So, I finished the first draft.

A few days ago I wrapped up my first draft of Thief of Souls at about 89,000 words. When I started this endeavor I had no real idea of how long it would take me to get this far, but I’m beginning to realize how much longer it’s going to be before I have a manuscript I’d be OK with starting to shop around.

It’s been eleven months since last September when I finished my outline – most of which even made it to the page – and a little quick math puts me at a pace of about 8090 words a month, or about 270 words a day. Granted, I certainly didn’t write every day. I don’t know what I think of those numbers, other than that while carrying three kids and a fiance and a full time job it’s a bit of a miracle that I finished anything.

So, once I finished my first draft I set it aside – as you do – to let my brain work on other stuff for a little while. I’ve got quite a bit of world building that I know needs to get done in order to flesh out some of the fuzzy sections in my manuscript and to that end I went very literally to building the world of Thief of Souls with maps.

I don’t know that either of these will actually get used in whatever format I eventually publish this thing, be it e-book or traditional ink and paper, but they were fun to put together and forced me to create some specifics for the world I’m writing in.

Rothspar Map sepia Rothspar Map color

I haven’t placed important cities or boundaries yet, but I’ve got them figured out for the most part. I’m sure I’ll have to go back to the text and fix where I reference some places as being; it’s all part of the Frankenstein’s monster of creating something like this.

All that having been said, I’m eager to get into editing. I’ve given the manuscript to my alpha readers with hopes of finding things I hadn’t noticed I’d done so that I’ll have a good barometer for plot and content revision. After that I anticipate another round of editing for the actual prose.

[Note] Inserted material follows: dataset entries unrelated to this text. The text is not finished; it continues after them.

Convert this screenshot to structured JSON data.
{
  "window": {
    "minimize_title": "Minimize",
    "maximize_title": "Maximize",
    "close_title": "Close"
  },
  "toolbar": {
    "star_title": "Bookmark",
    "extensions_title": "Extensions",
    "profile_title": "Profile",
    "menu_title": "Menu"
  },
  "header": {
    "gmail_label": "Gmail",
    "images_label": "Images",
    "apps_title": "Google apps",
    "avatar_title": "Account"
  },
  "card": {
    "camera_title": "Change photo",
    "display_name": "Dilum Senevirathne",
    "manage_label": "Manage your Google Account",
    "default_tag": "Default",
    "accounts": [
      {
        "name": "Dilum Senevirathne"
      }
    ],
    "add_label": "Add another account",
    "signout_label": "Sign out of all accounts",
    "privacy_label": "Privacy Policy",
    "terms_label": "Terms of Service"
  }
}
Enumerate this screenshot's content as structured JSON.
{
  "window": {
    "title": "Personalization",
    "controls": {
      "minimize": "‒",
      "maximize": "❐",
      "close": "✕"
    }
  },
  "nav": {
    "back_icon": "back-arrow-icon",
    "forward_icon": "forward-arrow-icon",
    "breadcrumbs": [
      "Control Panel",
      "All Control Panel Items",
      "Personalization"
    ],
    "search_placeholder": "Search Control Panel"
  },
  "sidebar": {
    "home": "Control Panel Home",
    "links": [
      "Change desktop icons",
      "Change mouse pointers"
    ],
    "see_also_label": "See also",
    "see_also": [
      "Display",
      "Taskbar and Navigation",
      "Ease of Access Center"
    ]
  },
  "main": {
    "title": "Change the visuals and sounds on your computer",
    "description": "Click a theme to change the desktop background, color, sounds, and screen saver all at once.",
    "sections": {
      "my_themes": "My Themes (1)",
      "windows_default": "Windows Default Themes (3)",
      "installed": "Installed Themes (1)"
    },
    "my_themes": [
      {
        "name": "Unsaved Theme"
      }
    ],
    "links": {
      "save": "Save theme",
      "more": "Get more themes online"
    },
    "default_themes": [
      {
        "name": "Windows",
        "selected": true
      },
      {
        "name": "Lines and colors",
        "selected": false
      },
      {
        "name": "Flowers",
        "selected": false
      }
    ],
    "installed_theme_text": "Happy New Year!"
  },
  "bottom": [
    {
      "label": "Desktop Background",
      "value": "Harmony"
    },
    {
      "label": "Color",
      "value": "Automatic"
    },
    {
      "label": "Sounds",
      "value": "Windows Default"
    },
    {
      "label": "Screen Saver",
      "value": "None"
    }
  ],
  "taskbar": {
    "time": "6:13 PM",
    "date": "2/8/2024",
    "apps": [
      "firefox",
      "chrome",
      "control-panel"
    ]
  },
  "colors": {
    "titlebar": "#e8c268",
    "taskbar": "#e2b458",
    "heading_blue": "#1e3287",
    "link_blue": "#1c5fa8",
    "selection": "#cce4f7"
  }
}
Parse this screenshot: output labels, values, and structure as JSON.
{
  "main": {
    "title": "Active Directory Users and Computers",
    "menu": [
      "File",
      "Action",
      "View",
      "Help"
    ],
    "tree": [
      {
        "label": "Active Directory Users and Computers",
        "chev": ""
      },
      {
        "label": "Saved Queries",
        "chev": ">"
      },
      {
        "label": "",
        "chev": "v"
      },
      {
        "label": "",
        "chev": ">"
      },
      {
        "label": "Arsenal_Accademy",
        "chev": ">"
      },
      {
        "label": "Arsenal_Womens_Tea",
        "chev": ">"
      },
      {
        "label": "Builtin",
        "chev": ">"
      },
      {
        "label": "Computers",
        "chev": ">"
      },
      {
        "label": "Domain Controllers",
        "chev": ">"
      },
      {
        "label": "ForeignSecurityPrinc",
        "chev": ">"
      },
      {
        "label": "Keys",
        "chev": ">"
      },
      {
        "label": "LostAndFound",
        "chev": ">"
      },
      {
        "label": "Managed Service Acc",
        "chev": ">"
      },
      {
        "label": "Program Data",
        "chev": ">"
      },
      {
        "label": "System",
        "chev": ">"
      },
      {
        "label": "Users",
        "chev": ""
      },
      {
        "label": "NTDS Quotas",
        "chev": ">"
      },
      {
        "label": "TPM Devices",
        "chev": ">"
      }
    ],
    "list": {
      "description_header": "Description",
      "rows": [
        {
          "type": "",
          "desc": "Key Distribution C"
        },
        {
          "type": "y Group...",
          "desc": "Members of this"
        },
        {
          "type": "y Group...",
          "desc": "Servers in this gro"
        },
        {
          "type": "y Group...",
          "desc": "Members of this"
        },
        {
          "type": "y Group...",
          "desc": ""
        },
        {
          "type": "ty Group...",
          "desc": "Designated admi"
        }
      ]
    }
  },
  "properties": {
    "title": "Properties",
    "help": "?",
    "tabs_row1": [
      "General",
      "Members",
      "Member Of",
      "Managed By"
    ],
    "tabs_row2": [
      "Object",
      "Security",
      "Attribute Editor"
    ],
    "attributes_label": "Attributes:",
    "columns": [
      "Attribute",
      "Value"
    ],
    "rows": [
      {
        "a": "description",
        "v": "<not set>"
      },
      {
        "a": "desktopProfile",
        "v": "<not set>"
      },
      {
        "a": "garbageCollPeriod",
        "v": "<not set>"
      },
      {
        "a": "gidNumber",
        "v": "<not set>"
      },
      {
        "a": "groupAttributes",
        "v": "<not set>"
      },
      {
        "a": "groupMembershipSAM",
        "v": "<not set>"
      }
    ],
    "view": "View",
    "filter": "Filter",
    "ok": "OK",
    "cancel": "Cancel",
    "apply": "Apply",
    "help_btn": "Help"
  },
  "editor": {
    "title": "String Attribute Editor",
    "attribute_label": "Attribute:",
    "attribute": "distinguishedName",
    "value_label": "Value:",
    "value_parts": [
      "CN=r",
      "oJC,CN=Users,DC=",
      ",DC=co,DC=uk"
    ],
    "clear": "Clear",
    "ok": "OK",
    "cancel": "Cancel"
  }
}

That’s about all the updating I have for now, got to get back to it.

 

 

50k.

Yep, skipped right over any possible Warhammer jokes and went to 50,000 words. I don’t have much to say about it really, beyond that I felt very little as the wordcount tipped over last night.  I got a very tiny jolt of “Oh, that happened.  I guess that’s a thing that I did.” and then it was gone.

Granted, that particular number was never the intended finish line, and only serves as the loosest basis of the idea of a halfway point.  There’s still a lot of mountain to climb, after all.

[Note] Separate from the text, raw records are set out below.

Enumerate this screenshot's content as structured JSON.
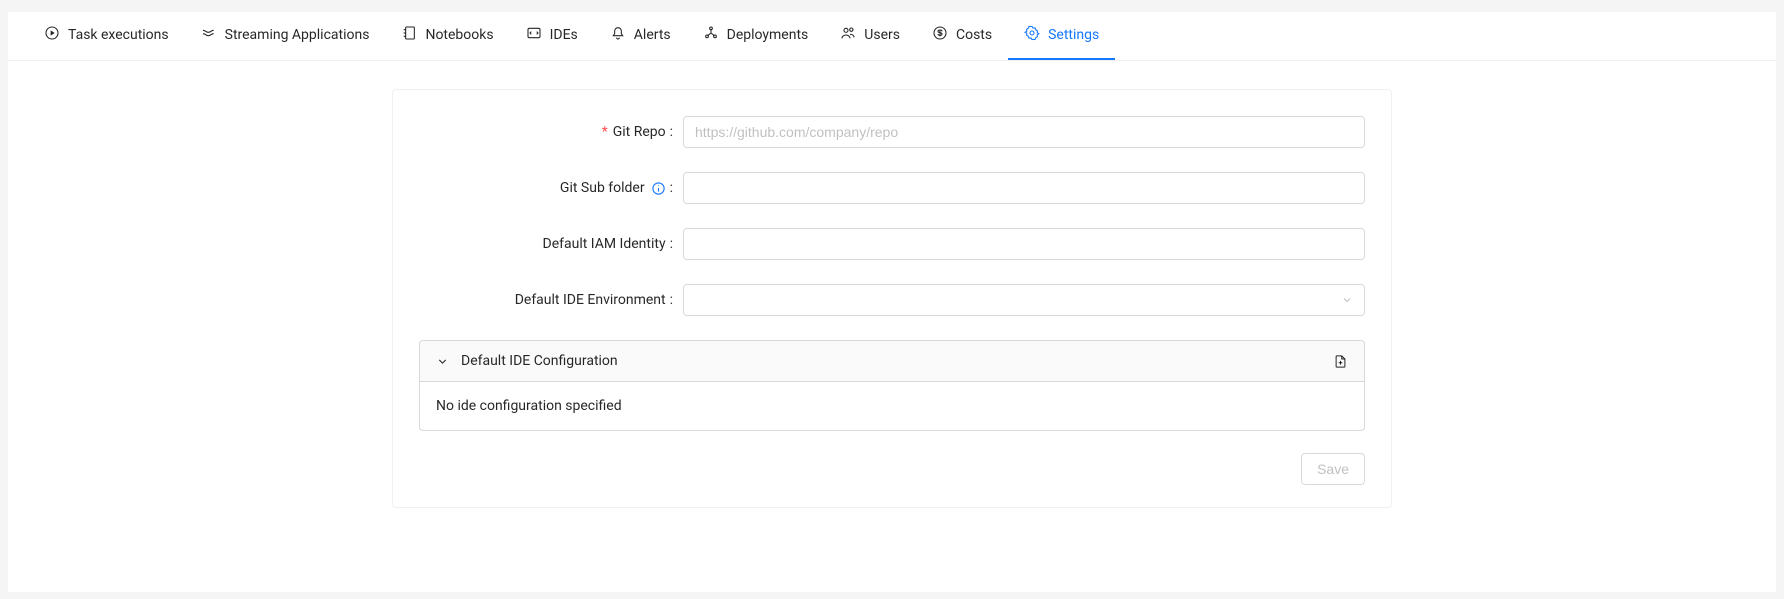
{
  "tabs": [
    {
      "label": "Task executions",
      "icon": "play-circle-icon"
    },
    {
      "label": "Streaming Applications",
      "icon": "stream-icon"
    },
    {
      "label": "Notebooks",
      "icon": "notebook-icon"
    },
    {
      "label": "IDEs",
      "icon": "ide-icon"
    },
    {
      "label": "Alerts",
      "icon": "alert-icon"
    },
    {
      "label": "Deployments",
      "icon": "deployment-icon"
    },
    {
      "label": "Users",
      "icon": "users-icon"
    },
    {
      "label": "Costs",
      "icon": "dollar-icon"
    },
    {
      "label": "Settings",
      "icon": "settings-icon",
      "active": true
    }
  ],
  "form": {
    "gitRepo": {
      "label": "Git Repo",
      "required": true,
      "placeholder": "https://github.com/company/repo",
      "value": ""
    },
    "gitSubFolder": {
      "label": "Git Sub folder",
      "value": "",
      "info": true
    },
    "iamIdentity": {
      "label": "Default IAM Identity",
      "value": ""
    },
    "ideEnv": {
      "label": "Default IDE Environment",
      "value": ""
    }
  },
  "collapse": {
    "title": "Default IDE Configuration",
    "body": "No ide configuration specified"
  },
  "footer": {
    "saveLabel": "Save"
  }
}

So, looking onward from this point what have I got left to do?  I’ve moved all of my players onto trajectories that will lead to THE END in one way or another, and that is actually kind of exciting.  I’m still skeptical about reaching 100,000 words with this draft though.  Not that missing that target would be the end of the world, I could end up with a tighter and more concise 90,000 word novel and I suppose I’d be just fine with that.

Alas, I think my brain is starting to get ahead of me.  Reality check, I’m still only halfway through a first draft.  I’ve still thousands of words to go, and revisions and rewrites on top of that.  Back to it, I reckon.

 

7 Days, 7k

Well I’m seven days into my rush to the end and I’m seven thousand words closer to it.  It’s forced me to think a bit outside of my outline and start making some decisions I’ve been putting off.

The biggest problem with my outline is that while the first 3rd of the book is pretty detailed, it gets progressively less so the deeper I get.  The second act is largely hashed out, but things are popping up that I hadn’t considered early on and I’ve been finding myself scrambling to address them in the best way possible.

Due to this issue I’m finding myself about 60% through my outline and only sitting at about 47000 words.  Which doesn’t exactly work out if you’re planning a 100,000 word novel.  So, I’m getting creative (as creative types are wont to do) and finding things I can expand upon, plotlines I can further develop, characters I can play with a bit more, to fill out what I’ve been shooting for.

After all, plot is about characters overcoming interesting problems in interesting ways.   So when all else fails give the character more problems to deal with.